BEGIN

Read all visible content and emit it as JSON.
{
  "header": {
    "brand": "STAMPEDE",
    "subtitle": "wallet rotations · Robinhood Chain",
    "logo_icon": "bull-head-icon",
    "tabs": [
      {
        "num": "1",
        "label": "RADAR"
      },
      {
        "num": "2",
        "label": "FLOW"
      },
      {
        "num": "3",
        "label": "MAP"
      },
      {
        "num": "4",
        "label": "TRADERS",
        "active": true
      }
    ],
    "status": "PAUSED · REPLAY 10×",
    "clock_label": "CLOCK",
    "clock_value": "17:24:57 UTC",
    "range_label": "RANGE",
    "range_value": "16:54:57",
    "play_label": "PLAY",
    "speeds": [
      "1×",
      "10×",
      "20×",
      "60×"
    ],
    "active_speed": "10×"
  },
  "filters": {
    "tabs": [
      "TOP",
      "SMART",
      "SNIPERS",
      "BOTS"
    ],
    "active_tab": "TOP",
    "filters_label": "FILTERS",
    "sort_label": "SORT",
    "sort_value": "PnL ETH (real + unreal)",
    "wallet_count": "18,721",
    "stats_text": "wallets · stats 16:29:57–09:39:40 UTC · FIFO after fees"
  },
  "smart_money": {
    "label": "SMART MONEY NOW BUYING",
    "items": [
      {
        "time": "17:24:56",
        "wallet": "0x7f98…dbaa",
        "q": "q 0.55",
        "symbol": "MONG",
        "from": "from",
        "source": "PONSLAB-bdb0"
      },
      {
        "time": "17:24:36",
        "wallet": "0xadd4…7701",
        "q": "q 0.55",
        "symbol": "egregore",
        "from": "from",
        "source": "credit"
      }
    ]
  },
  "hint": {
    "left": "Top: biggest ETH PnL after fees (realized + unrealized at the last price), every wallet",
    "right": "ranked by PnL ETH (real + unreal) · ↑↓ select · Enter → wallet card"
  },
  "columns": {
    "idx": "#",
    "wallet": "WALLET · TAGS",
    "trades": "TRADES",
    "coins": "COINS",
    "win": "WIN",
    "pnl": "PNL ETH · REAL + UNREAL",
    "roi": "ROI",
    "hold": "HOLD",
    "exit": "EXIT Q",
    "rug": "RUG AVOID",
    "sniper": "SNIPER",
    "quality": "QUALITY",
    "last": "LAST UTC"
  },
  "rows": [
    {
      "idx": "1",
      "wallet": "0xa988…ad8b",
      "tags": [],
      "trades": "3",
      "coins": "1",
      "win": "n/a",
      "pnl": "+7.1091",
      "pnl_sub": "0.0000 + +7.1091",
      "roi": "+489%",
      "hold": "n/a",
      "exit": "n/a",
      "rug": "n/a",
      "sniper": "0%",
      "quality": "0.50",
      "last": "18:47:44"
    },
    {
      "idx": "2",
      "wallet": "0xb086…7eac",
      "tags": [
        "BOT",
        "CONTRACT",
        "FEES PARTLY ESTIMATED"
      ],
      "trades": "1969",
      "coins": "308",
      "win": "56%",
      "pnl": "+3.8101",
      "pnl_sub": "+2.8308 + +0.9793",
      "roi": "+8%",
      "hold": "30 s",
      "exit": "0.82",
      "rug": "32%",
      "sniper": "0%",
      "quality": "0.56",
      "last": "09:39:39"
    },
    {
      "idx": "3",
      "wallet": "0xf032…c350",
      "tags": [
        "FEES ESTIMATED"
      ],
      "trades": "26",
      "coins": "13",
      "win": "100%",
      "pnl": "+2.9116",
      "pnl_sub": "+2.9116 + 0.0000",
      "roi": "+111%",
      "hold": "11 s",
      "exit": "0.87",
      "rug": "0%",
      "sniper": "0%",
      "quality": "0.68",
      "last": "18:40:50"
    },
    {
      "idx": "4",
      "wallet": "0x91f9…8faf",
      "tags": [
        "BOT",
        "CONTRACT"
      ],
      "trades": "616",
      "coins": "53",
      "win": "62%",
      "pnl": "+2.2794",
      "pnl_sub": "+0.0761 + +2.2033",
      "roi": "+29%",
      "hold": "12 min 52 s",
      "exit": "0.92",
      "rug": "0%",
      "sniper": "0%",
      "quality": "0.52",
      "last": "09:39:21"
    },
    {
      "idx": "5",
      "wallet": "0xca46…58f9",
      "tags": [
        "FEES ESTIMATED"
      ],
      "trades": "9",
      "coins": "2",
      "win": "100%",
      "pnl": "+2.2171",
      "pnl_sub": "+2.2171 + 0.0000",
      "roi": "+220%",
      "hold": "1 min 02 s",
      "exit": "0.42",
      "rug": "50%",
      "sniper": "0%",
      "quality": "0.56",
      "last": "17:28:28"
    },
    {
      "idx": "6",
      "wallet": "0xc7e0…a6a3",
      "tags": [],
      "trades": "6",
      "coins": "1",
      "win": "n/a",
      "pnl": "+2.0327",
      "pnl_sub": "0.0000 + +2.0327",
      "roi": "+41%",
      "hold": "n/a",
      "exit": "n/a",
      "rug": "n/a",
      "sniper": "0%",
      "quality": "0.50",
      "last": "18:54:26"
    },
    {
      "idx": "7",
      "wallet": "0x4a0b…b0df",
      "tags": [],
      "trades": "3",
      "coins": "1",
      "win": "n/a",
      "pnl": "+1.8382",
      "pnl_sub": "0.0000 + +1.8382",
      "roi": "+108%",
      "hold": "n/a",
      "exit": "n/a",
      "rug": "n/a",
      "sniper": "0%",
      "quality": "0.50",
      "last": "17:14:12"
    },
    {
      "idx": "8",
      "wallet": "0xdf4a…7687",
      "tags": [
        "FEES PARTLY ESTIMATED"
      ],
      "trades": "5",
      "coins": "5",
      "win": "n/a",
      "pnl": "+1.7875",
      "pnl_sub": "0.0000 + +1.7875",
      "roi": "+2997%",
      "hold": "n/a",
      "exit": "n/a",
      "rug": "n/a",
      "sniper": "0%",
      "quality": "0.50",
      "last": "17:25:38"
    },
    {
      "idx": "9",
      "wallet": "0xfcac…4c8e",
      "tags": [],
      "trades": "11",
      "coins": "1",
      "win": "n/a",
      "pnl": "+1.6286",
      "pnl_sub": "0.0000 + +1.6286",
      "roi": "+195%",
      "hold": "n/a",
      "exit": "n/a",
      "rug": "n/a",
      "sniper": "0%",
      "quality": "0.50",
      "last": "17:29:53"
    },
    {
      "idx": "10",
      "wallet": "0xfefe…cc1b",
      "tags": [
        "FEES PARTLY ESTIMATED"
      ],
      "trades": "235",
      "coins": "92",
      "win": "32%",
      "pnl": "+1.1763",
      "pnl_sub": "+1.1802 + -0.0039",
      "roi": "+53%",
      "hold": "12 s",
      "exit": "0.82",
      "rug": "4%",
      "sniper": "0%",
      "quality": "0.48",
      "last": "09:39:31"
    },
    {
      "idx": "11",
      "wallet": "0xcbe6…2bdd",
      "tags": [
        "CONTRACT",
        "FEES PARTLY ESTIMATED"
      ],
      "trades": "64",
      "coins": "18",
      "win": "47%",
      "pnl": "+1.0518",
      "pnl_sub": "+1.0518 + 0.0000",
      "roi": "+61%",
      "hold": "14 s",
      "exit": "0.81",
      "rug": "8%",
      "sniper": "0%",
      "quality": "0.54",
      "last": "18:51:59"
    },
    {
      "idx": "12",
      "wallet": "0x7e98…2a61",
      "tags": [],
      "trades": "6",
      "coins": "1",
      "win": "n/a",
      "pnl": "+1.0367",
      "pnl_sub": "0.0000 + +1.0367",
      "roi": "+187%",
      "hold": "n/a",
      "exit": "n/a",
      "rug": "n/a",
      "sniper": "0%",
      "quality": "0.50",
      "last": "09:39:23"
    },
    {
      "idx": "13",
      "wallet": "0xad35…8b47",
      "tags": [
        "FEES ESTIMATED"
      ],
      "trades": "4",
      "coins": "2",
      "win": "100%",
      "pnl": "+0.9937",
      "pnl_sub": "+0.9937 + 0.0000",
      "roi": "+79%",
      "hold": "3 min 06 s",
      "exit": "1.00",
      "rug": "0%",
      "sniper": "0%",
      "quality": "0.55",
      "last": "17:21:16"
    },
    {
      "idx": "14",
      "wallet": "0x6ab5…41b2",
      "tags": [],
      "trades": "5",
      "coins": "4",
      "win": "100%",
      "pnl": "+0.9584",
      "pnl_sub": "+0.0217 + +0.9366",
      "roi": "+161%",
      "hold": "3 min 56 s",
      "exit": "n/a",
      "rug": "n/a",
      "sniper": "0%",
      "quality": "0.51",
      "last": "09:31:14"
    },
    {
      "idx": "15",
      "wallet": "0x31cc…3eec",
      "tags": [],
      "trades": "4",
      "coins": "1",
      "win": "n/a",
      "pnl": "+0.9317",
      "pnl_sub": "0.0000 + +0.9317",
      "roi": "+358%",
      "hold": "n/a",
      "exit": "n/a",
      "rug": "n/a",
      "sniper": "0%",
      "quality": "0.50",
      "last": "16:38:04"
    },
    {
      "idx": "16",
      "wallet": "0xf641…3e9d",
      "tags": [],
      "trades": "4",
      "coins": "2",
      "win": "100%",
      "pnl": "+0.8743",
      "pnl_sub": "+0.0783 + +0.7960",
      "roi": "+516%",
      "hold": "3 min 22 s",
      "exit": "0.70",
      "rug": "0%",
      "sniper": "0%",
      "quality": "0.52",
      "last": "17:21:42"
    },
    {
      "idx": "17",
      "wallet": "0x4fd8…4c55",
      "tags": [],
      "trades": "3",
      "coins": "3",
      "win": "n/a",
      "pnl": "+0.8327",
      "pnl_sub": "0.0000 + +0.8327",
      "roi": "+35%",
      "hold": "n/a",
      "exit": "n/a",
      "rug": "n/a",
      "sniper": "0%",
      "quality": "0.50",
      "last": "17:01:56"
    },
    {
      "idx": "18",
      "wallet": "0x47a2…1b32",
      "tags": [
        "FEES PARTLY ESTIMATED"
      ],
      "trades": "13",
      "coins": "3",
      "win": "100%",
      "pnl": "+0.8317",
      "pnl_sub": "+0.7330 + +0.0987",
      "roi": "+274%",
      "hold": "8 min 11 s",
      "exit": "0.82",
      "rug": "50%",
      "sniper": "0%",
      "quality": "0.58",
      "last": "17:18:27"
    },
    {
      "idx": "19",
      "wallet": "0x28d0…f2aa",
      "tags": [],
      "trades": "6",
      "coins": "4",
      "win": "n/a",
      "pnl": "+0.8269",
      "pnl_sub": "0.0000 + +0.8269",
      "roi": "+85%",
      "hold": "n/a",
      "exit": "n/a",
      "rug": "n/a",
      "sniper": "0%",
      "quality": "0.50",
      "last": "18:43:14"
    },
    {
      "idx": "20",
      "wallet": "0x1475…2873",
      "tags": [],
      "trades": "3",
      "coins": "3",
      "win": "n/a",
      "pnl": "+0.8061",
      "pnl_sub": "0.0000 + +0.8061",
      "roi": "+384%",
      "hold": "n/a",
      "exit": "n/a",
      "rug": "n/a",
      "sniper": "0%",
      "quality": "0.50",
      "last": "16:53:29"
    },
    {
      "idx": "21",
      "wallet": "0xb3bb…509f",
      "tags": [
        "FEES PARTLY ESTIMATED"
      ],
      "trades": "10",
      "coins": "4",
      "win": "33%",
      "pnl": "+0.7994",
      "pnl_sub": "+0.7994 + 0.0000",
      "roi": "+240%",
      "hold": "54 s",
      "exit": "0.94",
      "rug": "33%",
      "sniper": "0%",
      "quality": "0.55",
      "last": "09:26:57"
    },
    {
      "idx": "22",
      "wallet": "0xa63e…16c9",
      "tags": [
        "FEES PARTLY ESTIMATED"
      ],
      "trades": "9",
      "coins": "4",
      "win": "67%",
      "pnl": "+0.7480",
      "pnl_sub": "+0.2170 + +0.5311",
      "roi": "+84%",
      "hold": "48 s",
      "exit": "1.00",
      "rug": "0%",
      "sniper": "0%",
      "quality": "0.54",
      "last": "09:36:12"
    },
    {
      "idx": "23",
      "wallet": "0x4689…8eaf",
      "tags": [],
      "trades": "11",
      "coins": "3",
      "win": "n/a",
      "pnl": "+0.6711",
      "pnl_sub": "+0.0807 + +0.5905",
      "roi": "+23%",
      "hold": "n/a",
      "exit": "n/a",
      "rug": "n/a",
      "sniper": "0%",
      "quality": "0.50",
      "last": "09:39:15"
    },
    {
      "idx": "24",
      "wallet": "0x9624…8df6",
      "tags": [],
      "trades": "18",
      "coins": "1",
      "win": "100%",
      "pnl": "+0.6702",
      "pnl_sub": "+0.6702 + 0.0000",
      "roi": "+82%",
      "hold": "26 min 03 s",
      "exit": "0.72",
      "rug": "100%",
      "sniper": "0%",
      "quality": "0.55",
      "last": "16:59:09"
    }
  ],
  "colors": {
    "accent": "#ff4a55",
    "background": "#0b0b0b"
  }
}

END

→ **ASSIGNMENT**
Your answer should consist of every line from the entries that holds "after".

→ **PROBLEM SOLUTION**
    "stats_text": "wallets · stats 16:29:57–09:39:40 UTC · FIFO after fees"
    "left": "Top: biggest ETH PnL after fees (realized + unrealized at the last price), every wallet",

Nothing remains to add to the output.